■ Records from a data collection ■

#####

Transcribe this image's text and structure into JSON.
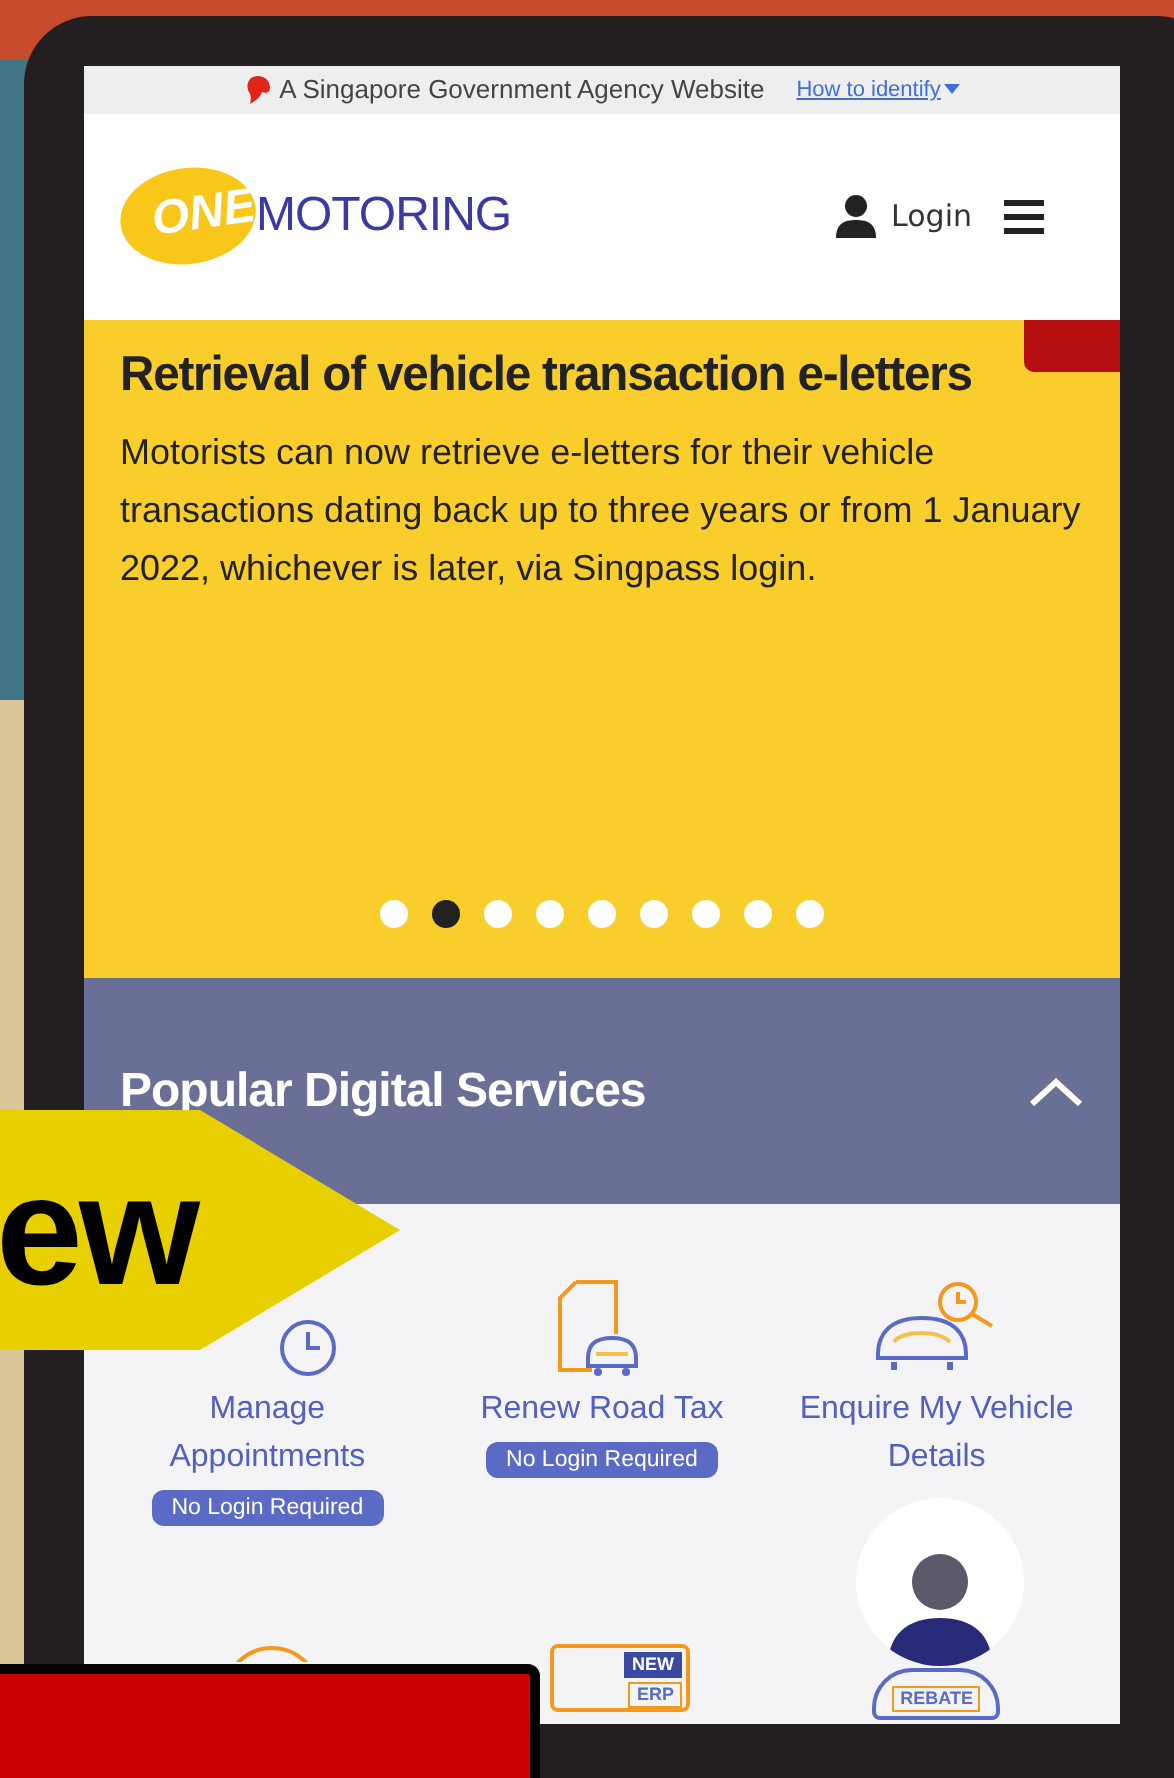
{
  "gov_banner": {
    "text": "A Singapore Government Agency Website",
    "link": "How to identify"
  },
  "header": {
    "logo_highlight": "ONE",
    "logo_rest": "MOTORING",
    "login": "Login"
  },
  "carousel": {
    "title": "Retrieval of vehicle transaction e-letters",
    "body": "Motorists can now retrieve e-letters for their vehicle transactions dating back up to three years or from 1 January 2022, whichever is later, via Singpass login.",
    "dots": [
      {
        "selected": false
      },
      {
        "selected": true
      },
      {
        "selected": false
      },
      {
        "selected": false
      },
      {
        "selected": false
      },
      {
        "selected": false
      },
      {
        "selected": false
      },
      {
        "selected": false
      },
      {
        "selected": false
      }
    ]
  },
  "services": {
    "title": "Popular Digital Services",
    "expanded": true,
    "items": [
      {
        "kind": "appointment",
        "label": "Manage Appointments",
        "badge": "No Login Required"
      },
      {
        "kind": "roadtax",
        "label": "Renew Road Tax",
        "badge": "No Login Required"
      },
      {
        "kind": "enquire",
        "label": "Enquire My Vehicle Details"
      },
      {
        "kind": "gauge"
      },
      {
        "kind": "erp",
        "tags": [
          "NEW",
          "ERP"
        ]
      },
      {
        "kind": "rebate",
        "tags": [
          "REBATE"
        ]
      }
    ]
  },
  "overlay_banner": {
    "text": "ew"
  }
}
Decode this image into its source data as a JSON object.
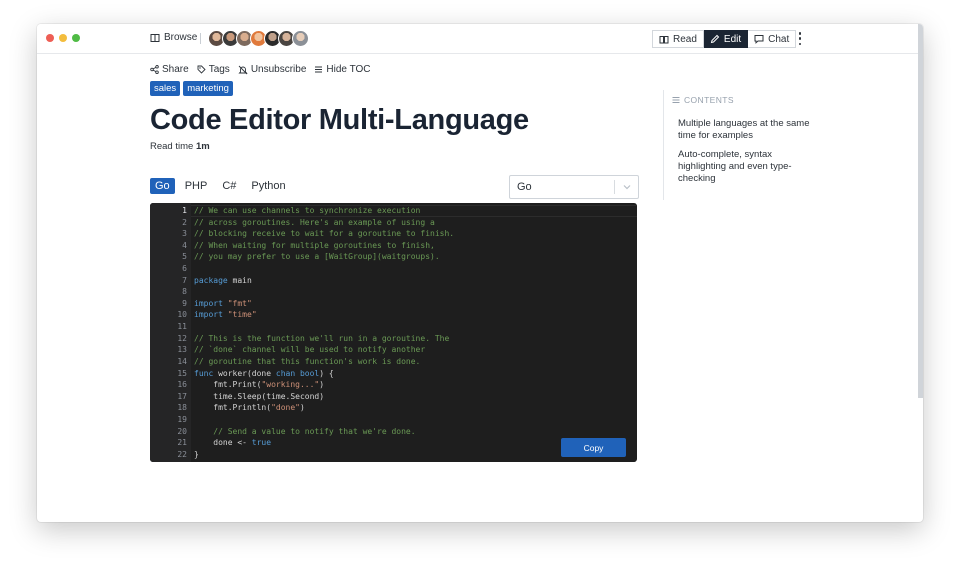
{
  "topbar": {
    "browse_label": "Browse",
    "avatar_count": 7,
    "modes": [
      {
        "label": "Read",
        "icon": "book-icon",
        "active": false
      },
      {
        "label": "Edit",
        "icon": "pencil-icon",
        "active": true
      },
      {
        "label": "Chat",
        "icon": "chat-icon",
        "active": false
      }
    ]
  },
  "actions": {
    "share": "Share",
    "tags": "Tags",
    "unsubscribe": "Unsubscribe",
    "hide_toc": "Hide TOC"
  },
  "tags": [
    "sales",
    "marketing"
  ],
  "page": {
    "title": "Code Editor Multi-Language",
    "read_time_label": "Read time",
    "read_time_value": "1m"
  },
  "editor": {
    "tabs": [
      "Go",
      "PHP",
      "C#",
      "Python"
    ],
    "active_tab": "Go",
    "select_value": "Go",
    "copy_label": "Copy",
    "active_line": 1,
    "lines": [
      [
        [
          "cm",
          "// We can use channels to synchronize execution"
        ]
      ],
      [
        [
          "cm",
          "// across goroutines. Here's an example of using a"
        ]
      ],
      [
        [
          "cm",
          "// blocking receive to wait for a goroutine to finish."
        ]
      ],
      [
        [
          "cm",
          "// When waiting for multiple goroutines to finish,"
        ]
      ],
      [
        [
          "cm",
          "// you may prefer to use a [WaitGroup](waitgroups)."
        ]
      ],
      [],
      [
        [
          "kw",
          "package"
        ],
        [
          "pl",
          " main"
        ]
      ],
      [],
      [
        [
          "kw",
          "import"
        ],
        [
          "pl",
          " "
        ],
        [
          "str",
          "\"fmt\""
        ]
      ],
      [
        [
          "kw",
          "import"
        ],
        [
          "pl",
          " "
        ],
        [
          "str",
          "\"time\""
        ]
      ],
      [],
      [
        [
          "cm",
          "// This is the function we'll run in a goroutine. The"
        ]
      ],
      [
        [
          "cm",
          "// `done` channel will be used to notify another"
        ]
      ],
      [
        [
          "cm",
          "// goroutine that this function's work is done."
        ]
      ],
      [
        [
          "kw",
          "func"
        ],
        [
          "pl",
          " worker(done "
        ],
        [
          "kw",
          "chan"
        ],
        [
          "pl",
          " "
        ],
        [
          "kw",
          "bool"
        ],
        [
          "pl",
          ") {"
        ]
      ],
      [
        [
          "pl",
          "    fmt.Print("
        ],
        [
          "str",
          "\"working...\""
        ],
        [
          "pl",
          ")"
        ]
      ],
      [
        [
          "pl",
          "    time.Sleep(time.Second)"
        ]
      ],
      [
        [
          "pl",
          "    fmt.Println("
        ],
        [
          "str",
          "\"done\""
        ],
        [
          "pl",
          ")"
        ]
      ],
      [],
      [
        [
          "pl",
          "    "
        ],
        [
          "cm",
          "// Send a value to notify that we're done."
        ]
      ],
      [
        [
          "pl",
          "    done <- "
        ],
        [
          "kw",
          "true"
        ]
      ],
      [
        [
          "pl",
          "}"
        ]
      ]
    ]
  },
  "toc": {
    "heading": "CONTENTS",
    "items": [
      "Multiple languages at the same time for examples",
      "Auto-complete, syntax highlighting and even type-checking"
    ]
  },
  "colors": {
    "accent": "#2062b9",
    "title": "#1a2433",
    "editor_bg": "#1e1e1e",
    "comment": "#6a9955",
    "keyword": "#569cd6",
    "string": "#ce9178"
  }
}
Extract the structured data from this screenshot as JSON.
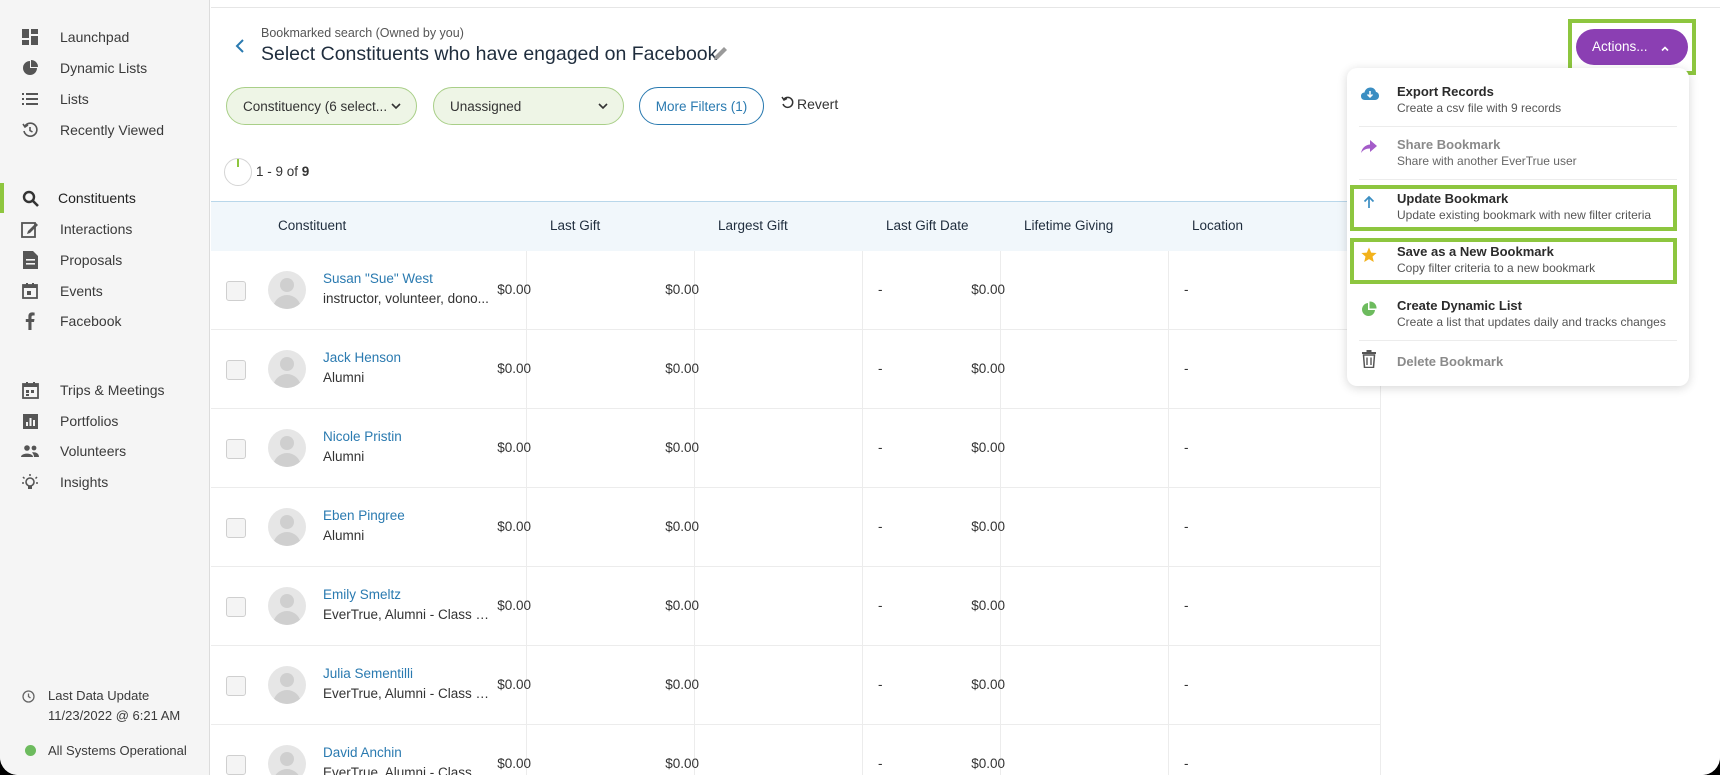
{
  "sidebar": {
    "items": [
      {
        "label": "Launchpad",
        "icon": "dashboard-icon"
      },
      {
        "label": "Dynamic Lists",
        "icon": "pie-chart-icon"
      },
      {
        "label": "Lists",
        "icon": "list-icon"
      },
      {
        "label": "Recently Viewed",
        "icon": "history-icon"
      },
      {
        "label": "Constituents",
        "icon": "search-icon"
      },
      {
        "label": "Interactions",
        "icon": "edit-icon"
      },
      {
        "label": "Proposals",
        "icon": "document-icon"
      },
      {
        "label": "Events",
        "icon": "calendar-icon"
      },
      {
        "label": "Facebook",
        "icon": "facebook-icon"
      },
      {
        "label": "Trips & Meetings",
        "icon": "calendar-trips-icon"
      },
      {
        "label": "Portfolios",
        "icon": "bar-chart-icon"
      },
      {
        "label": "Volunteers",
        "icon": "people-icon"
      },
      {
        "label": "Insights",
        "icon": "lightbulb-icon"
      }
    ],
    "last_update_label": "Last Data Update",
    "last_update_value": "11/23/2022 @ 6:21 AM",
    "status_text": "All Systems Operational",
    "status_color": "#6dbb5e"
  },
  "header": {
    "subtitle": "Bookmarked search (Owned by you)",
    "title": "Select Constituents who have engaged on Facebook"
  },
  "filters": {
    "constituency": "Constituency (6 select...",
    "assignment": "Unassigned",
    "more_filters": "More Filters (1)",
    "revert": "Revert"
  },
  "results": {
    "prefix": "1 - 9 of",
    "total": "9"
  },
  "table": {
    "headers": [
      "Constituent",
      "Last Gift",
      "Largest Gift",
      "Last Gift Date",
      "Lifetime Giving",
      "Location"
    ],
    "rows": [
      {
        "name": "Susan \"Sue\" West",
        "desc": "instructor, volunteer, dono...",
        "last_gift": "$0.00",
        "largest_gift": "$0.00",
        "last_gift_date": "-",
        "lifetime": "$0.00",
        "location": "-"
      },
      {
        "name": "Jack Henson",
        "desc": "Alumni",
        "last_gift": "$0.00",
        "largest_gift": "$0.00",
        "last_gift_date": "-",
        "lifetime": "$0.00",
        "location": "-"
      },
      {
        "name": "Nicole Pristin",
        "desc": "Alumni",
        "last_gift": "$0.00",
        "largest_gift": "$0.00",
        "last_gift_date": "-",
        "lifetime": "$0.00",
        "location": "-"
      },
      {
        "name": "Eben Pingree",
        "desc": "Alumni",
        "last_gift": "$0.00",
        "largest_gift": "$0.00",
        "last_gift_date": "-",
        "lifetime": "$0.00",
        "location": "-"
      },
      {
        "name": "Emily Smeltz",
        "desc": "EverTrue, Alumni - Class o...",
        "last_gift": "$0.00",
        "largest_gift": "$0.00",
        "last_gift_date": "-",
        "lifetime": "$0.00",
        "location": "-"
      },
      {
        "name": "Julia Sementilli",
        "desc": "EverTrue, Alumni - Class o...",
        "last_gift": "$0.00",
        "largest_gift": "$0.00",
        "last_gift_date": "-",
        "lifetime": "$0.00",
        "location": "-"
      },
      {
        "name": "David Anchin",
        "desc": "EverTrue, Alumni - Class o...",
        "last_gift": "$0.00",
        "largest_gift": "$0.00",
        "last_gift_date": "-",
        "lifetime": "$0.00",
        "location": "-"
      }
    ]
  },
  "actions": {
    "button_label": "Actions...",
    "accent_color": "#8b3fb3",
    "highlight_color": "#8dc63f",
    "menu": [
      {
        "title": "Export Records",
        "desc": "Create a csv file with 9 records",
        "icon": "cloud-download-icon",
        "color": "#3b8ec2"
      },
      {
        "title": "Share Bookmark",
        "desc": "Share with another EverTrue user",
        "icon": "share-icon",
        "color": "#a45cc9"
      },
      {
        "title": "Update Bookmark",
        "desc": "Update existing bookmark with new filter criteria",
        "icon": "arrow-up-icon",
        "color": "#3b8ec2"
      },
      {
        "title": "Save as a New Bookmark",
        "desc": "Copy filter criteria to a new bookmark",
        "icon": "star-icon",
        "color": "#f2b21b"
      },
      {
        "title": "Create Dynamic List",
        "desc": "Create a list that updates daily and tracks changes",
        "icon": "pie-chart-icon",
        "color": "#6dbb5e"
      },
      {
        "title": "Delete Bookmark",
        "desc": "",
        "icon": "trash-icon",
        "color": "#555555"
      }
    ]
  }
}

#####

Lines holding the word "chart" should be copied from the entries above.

        "icon": "pie-chart-icon"
        "icon": "bar-chart-icon"
        "icon": "pie-chart-icon",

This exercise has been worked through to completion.